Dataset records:
***
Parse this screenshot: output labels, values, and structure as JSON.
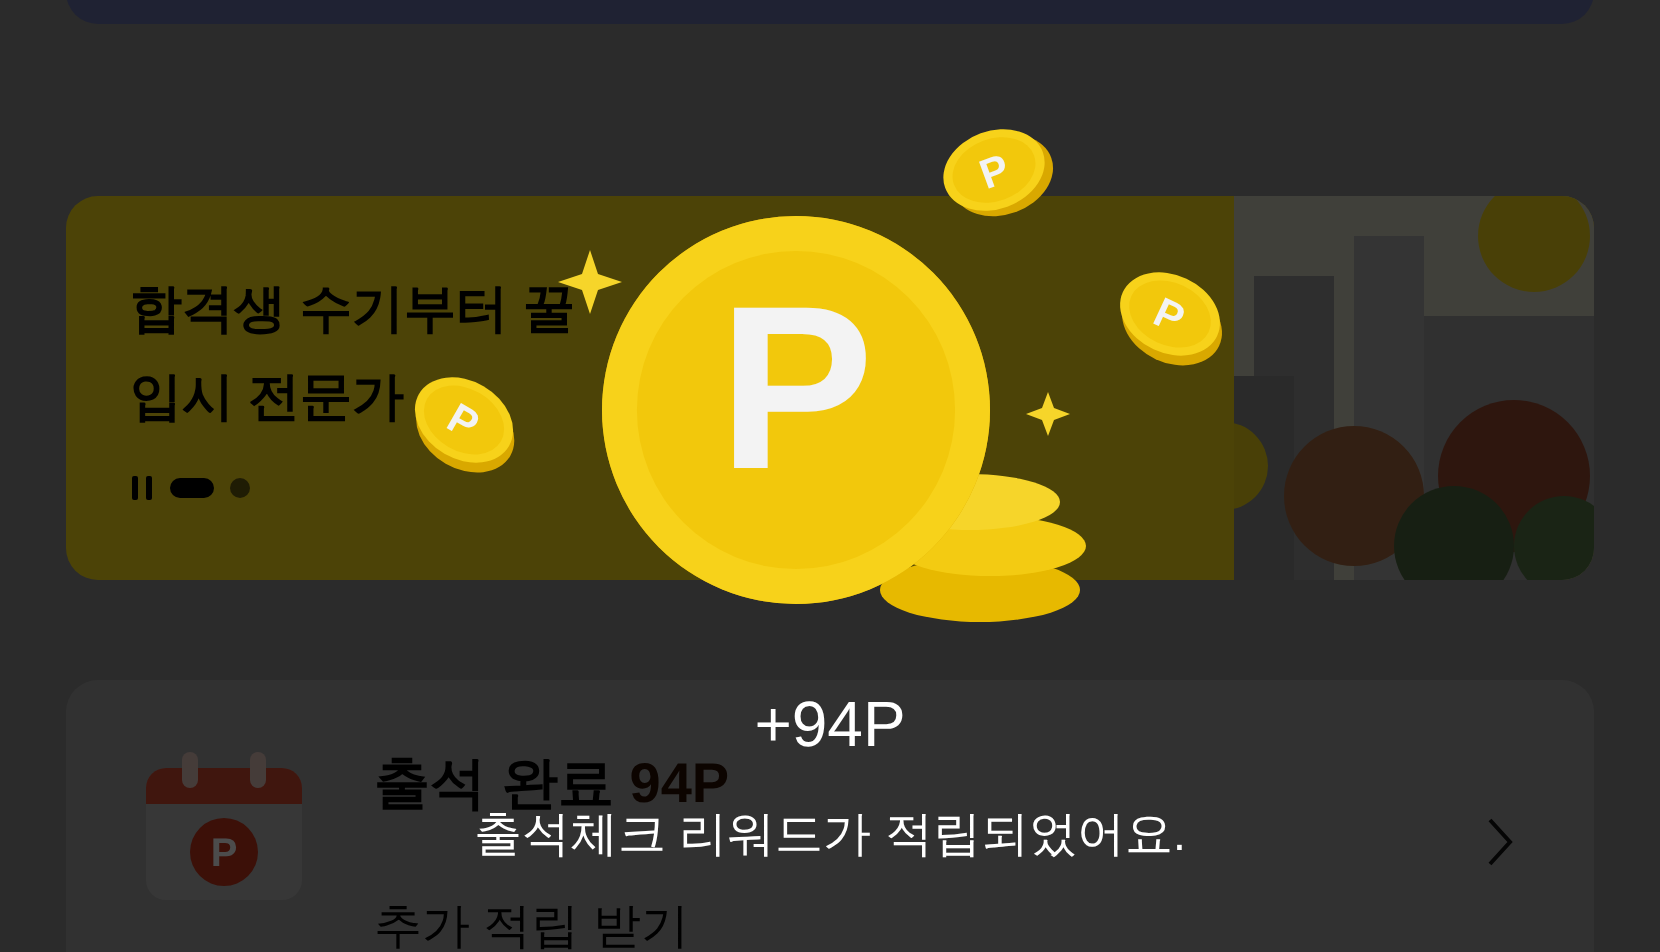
{
  "banner": {
    "title_lines": [
      "합격생 수기부터 꿀",
      "입시 전문가"
    ],
    "pages": [
      {
        "selected": true
      },
      {
        "selected": false
      }
    ]
  },
  "attendance": {
    "icon_letter": "P",
    "title": "출석 완료",
    "points": "94P",
    "subtitle": "추가 적립 받기"
  },
  "popup": {
    "coins": [
      {
        "kind": "big",
        "letter": "P"
      },
      {
        "kind": "small",
        "letter": "P"
      },
      {
        "kind": "small",
        "letter": "P"
      },
      {
        "kind": "small",
        "letter": "P"
      }
    ],
    "amount": "+94P",
    "message": "출석체크 리워드가 적립되었어요."
  }
}
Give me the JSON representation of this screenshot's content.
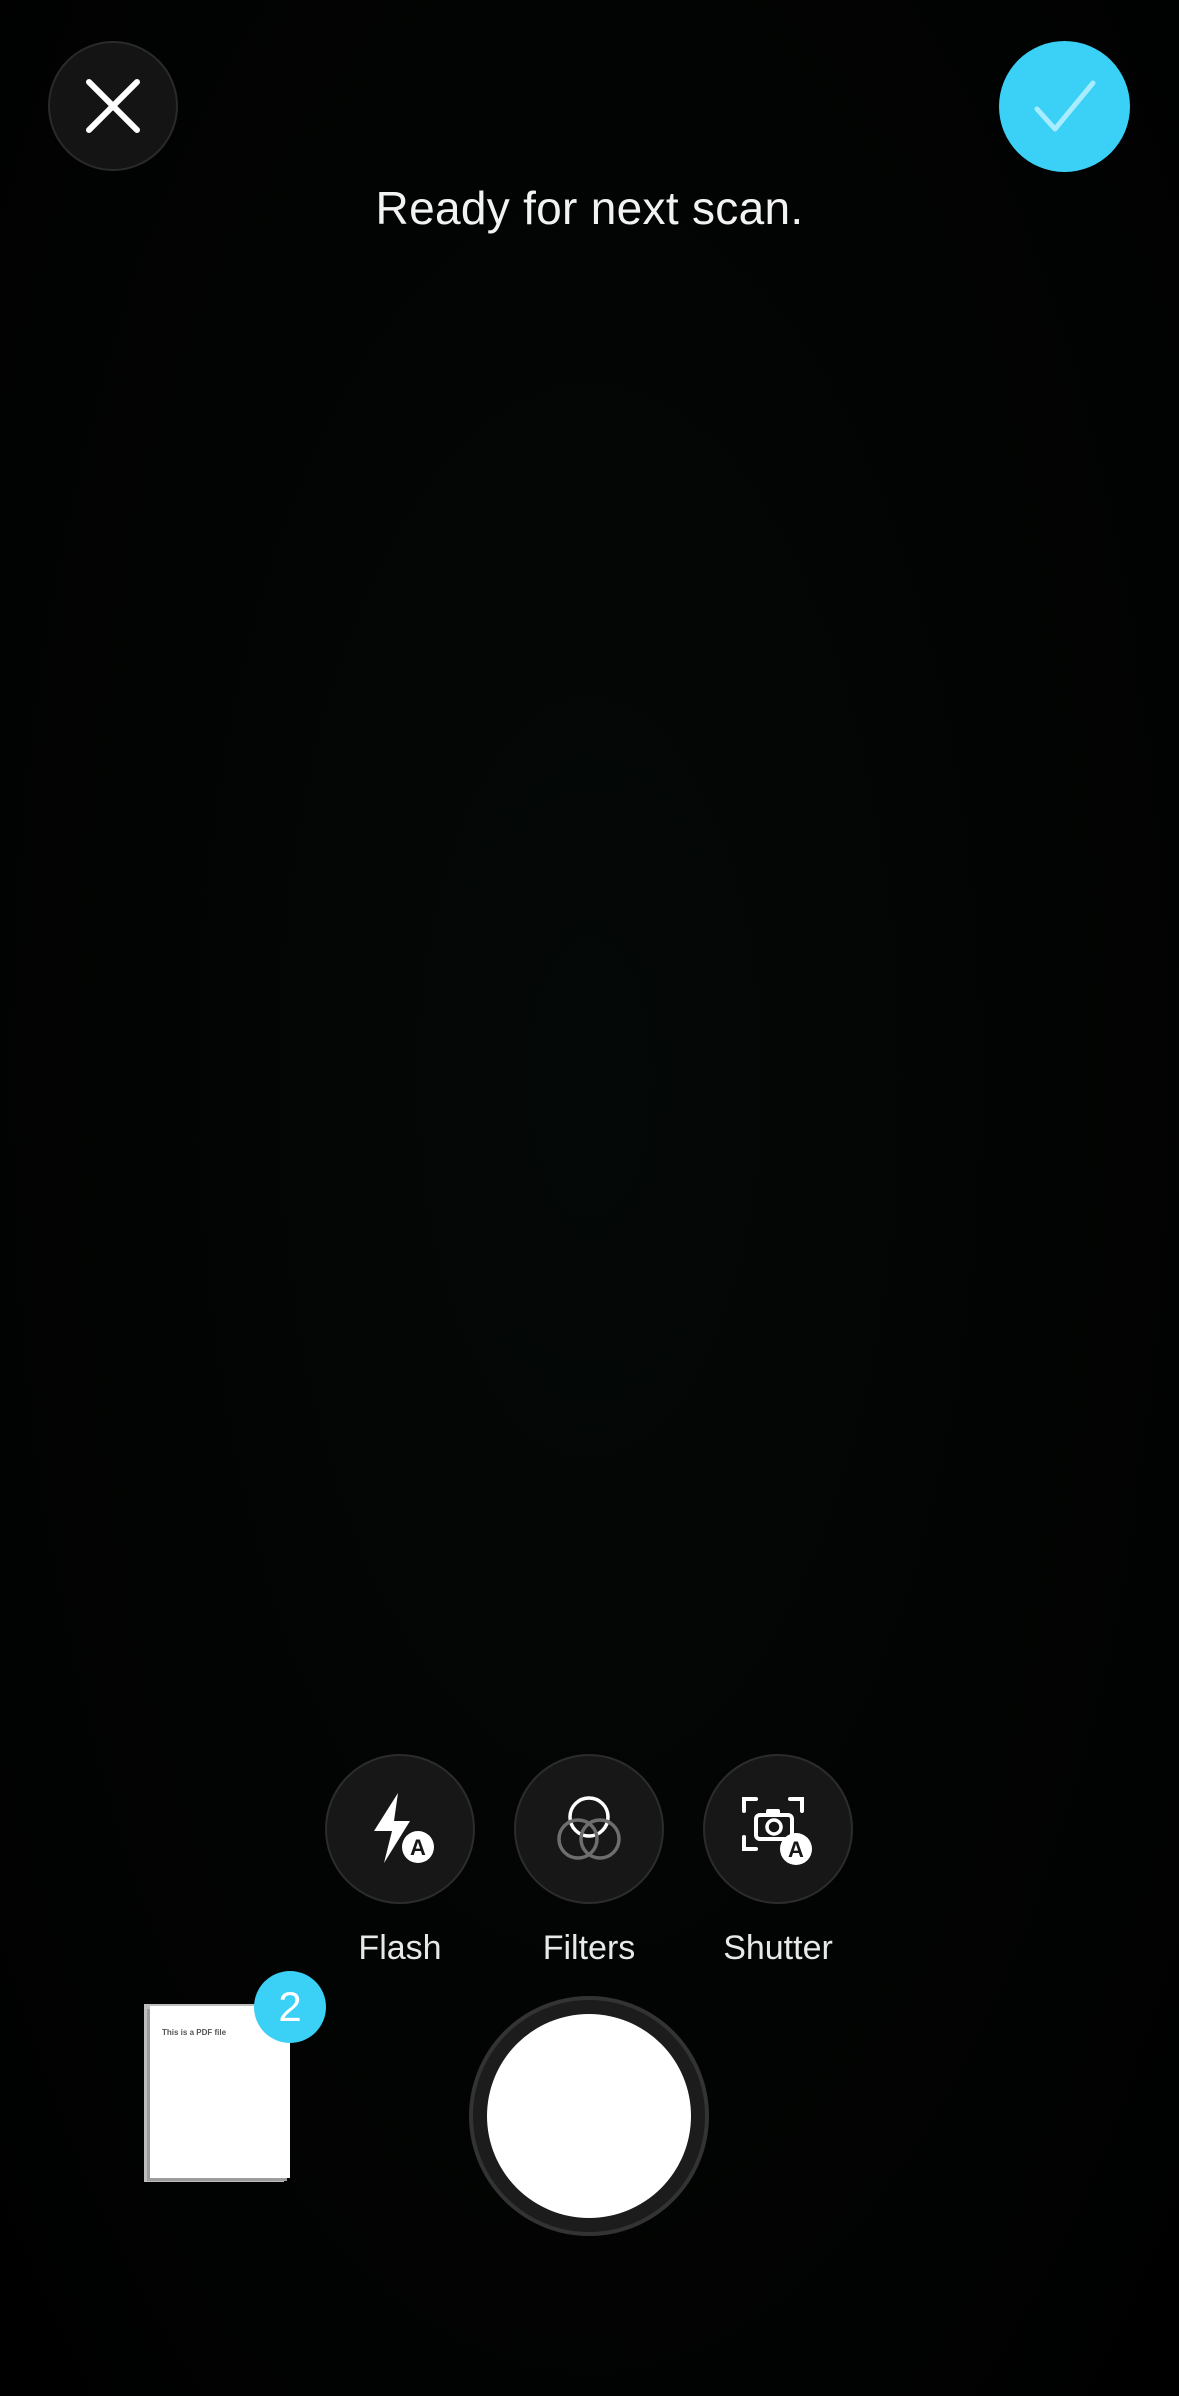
{
  "colors": {
    "accent": "#3bd0f5",
    "background": "#000000"
  },
  "header": {
    "close_icon": "close-icon",
    "done_icon": "checkmark-icon",
    "status": "Ready for next scan."
  },
  "tools": [
    {
      "label": "Flash",
      "icon": "flash-auto-icon"
    },
    {
      "label": "Filters",
      "icon": "filters-icon"
    },
    {
      "label": "Shutter",
      "icon": "auto-shutter-icon"
    }
  ],
  "preview": {
    "page_count": "2",
    "page_text": "This is a PDF file"
  },
  "capture": {
    "icon": "shutter-button"
  }
}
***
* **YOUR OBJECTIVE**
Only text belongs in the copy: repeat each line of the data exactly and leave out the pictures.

* **RESULT OF THIS EXERCISE**
Parse this screenshot: output labels, values, and structure as JSON.
{
  "banner": {
    "title_lines": [
      "합격생 수기부터 꿀",
      "입시 전문가"
    ],
    "pages": [
      {
        "selected": true
      },
      {
        "selected": false
      }
    ]
  },
  "attendance": {
    "icon_letter": "P",
    "title": "출석 완료",
    "points": "94P",
    "subtitle": "추가 적립 받기"
  },
  "popup": {
    "coins": [
      {
        "kind": "big",
        "letter": "P"
      },
      {
        "kind": "small",
        "letter": "P"
      },
      {
        "kind": "small",
        "letter": "P"
      },
      {
        "kind": "small",
        "letter": "P"
      }
    ],
    "amount": "+94P",
    "message": "출석체크 리워드가 적립되었어요."
  }
}
Give me the JSON representation of this screenshot's content.
{
  "colors": {
    "accent": "#3bd0f5",
    "background": "#000000"
  },
  "header": {
    "close_icon": "close-icon",
    "done_icon": "checkmark-icon",
    "status": "Ready for next scan."
  },
  "tools": [
    {
      "label": "Flash",
      "icon": "flash-auto-icon"
    },
    {
      "label": "Filters",
      "icon": "filters-icon"
    },
    {
      "label": "Shutter",
      "icon": "auto-shutter-icon"
    }
  ],
  "preview": {
    "page_count": "2",
    "page_text": "This is a PDF file"
  },
  "capture": {
    "icon": "shutter-button"
  }
}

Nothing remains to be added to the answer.